EXERCISE MATERIAL:
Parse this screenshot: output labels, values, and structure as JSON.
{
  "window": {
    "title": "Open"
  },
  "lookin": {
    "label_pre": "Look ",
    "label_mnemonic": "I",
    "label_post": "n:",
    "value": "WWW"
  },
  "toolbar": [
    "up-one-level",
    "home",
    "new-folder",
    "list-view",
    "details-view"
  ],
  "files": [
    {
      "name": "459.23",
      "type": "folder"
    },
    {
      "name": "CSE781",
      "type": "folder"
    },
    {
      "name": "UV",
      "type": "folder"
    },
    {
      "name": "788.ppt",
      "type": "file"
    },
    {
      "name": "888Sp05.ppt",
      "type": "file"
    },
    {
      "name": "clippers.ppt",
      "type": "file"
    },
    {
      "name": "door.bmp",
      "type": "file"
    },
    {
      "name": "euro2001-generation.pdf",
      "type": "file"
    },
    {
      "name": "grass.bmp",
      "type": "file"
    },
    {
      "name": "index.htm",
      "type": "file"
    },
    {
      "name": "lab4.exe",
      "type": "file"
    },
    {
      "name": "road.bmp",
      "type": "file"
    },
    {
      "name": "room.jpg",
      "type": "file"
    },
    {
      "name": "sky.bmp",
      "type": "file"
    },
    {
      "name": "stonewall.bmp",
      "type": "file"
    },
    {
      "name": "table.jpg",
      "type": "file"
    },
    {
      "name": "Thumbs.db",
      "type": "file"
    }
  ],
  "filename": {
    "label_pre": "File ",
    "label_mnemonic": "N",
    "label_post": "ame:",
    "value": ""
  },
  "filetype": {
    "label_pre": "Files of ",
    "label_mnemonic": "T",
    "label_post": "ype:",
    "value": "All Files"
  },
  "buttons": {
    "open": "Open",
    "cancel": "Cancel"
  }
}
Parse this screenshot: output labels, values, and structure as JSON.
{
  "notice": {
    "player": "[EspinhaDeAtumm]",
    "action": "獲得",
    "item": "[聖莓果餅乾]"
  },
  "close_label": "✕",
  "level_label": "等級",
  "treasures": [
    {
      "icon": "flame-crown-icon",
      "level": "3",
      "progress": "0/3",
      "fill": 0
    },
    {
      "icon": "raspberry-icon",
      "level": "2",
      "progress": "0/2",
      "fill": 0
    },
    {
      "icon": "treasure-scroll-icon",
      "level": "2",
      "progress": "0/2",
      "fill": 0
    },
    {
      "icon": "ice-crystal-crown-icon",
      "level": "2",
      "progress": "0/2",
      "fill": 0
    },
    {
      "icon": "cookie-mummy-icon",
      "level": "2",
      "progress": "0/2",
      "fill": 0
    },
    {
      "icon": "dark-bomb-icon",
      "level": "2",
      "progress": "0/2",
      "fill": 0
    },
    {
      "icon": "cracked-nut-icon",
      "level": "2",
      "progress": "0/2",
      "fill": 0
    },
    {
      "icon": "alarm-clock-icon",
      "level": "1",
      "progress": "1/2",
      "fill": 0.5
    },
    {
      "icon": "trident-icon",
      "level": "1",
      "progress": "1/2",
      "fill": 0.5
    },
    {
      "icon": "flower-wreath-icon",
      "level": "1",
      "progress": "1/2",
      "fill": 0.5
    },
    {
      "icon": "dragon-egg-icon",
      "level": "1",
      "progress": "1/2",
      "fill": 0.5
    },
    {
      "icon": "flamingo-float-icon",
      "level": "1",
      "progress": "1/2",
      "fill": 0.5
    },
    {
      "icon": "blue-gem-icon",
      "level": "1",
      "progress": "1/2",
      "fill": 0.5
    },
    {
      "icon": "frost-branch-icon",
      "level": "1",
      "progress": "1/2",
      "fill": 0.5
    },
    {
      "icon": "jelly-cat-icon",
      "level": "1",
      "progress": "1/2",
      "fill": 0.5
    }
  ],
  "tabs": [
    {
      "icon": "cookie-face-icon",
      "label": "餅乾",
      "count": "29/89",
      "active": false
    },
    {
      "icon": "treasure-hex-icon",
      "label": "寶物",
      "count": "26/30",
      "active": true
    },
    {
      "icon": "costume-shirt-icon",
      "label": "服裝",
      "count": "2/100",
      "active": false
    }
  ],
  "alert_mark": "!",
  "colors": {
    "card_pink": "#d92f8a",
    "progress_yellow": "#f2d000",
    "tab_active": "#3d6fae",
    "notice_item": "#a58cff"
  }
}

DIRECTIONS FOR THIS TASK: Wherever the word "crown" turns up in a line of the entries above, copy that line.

RESPONSE BOX:
      "icon": "flame-crown-icon",
      "icon": "ice-crystal-crown-icon",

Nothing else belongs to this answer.